A physician had allegedly failed to adequately diagnose a patient’s infection after hip surgery. The man eventually died from the infection. Other cases involved injuries due to patient assault and medication errors, both of which led to death.

Two malpractice cases are still pending against the Dayton VA Medical Center, linked to two wrongful deaths in 2009 and 2010. These are among 72 medical malpractice cases filed against that hospital since 2007. Most of those cases involved patients’ claims against the dental clinic at the Dayton facility; most appear to be related to a 2011 infection-control scandal. A dentist was found to be using unsterilized dental equipment and dirty gloves during dental procedures, endangering many veterans between 1992 and 2010.

In one of the recently settled cases, a veteran’s spouse says that he was inappropriately medicated and not monitored according to protocol.

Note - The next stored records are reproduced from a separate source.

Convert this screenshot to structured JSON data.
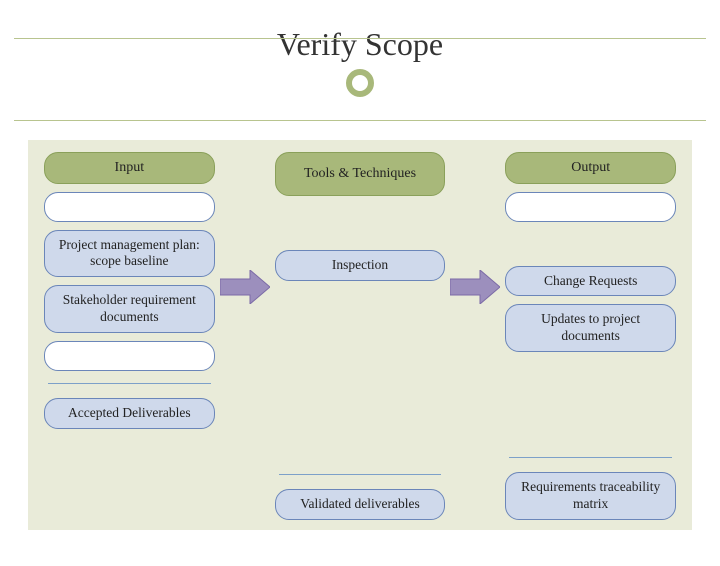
{
  "title": "Verify Scope",
  "columns": {
    "input": {
      "header": "Input",
      "items": [
        "",
        "Project management plan: scope baseline",
        "Stakeholder requirement documents",
        ""
      ],
      "below": "Accepted Deliverables"
    },
    "tools": {
      "header": "Tools & Techniques",
      "items": [
        "Inspection"
      ],
      "below": "Validated deliverables"
    },
    "output": {
      "header": "Output",
      "items": [
        "",
        "Change Requests",
        "Updates to project documents"
      ],
      "below": "Requirements traceability matrix"
    }
  }
}
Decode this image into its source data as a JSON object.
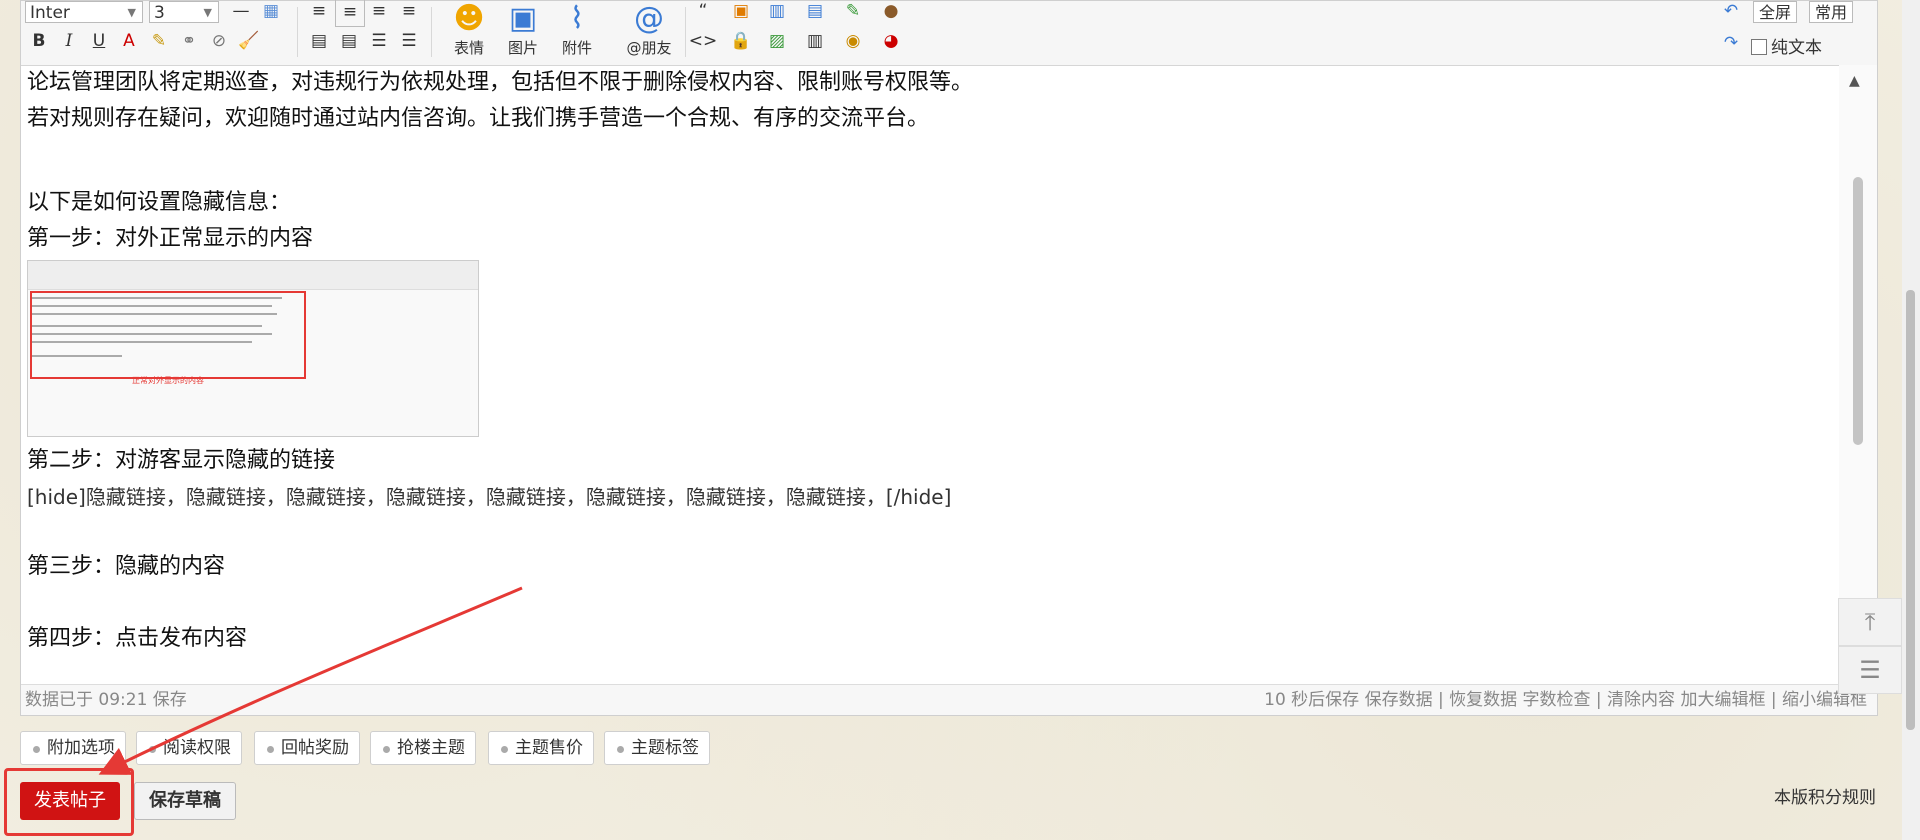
{
  "toolbar": {
    "font_select": "Inter",
    "size_select": "3",
    "big_buttons": [
      {
        "label": "表情"
      },
      {
        "label": "图片"
      },
      {
        "label": "附件"
      },
      {
        "label": "@朋友"
      }
    ],
    "fullscreen_label": "全屏",
    "common_label": "常用",
    "plaintext_label": "纯文本"
  },
  "content": {
    "lines": [
      "论坛管理团队将定期巡查，对违规行为依规处理，包括但不限于删除侵权内容、限制账号权限等。",
      "若对规则存在疑问，欢迎随时通过站内信咨询。让我们携手营造一个合规、有序的交流平台。",
      "以下是如何设置隐藏信息：",
      "第一步：对外正常显示的内容",
      "第二步：对游客显示隐藏的链接",
      "[hide]隐藏链接，隐藏链接，隐藏链接，隐藏链接，隐藏链接，隐藏链接，隐藏链接，隐藏链接，[/hide]",
      "第三步：隐藏的内容",
      "第四步：点击发布内容"
    ],
    "thumbnail_caption": "正常对外显示的内容"
  },
  "status": {
    "saved": "数据已于 09:21 保存",
    "right": "10 秒后保存 保存数据 | 恢复数据    字数检查 | 清除内容    加大编辑框 | 缩小编辑框"
  },
  "tabs": [
    "附加选项",
    "阅读权限",
    "回帖奖励",
    "抢楼主题",
    "主题售价",
    "主题标签"
  ],
  "actions": {
    "publish": "发表帖子",
    "draft": "保存草稿",
    "rules": "本版积分规则"
  },
  "colors": {
    "publish_bg": "#d01313",
    "annotation": "#e53935"
  }
}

The male patient had been on blood thinners at the time of a liver biopsy operation, which reportedly caused him to hemorrhage and die. The man’s wife says that the hospital was negligent because doctors prescribed too much blood-thinning medication, which she says led to the hemorrhage. She also claims that nurses failed to adequately check her husband’s vital signs during the critical period after the surgery. The woman says her husband would likely be alive today if the nurses had followed treatment requirements.

Although hospital officials are concerned about the 72 cases pending against their institution, they also insist that they have a good safety record. The hospital has experienced about 3 million patient care encounters since 2007; officials argue that 72 claims is a relatively small part of the overall picture. Hospital leaders do acknowledge, however, that even one malpractice claim is too many, and they take all of the claims very seriously.

The number of claims against the VA is on the rise throughout the nation, according to recent reports, which show that 1,670 claims were filed in 2010. This is a 33 percent increase from 2005. Nearly $80 million was paid during fiscal year 2010 through tort claims and litigation against the VA.

Source: Dayton Daily News, “VA paid 8 families in death lawsuits,” Ben Sutherly, March 11, 2012